Your copy of the data should match it exactly, except that the pictures are gone.
INFORMATION GIVEN START
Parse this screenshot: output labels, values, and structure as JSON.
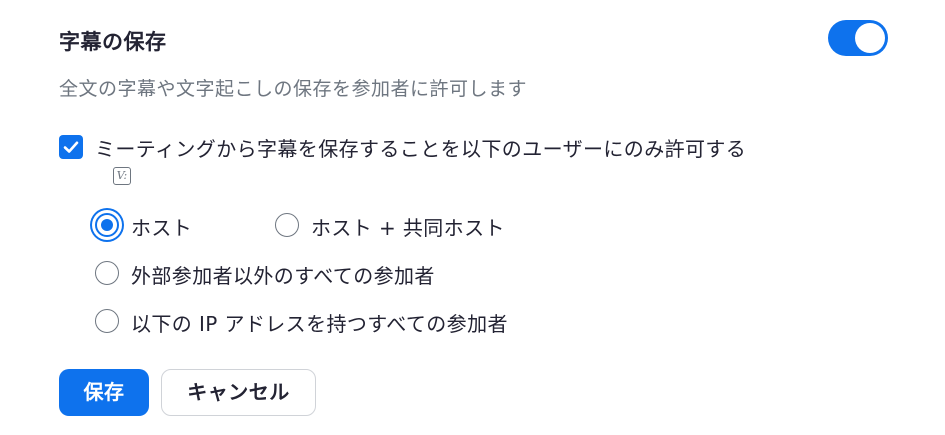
{
  "setting": {
    "title": "字幕の保存",
    "enabled": true,
    "description": "全文の字幕や文字起こしの保存を参加者に許可します"
  },
  "restriction": {
    "checked": true,
    "label": "ミーティングから字幕を保存することを以下のユーザーにのみ許可する",
    "info_icon_text": "V:"
  },
  "options": [
    {
      "label": "ホスト",
      "selected": true
    },
    {
      "label": "ホスト + 共同ホスト",
      "selected": false
    },
    {
      "label": "外部参加者以外のすべての参加者",
      "selected": false
    },
    {
      "label": "以下の IP アドレスを持つすべての参加者",
      "selected": false
    }
  ],
  "buttons": {
    "save": "保存",
    "cancel": "キャンセル"
  },
  "colors": {
    "accent": "#0e72ed",
    "text": "#232333",
    "muted": "#6e7680"
  }
}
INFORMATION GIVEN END
> REPLY:
Parse this screenshot: output labels, values, and structure as JSON.
{
  "setting": {
    "title": "字幕の保存",
    "enabled": true,
    "description": "全文の字幕や文字起こしの保存を参加者に許可します"
  },
  "restriction": {
    "checked": true,
    "label": "ミーティングから字幕を保存することを以下のユーザーにのみ許可する",
    "info_icon_text": "V:"
  },
  "options": [
    {
      "label": "ホスト",
      "selected": true
    },
    {
      "label": "ホスト + 共同ホスト",
      "selected": false
    },
    {
      "label": "外部参加者以外のすべての参加者",
      "selected": false
    },
    {
      "label": "以下の IP アドレスを持つすべての参加者",
      "selected": false
    }
  ],
  "buttons": {
    "save": "保存",
    "cancel": "キャンセル"
  },
  "colors": {
    "accent": "#0e72ed",
    "text": "#232333",
    "muted": "#6e7680"
  }
}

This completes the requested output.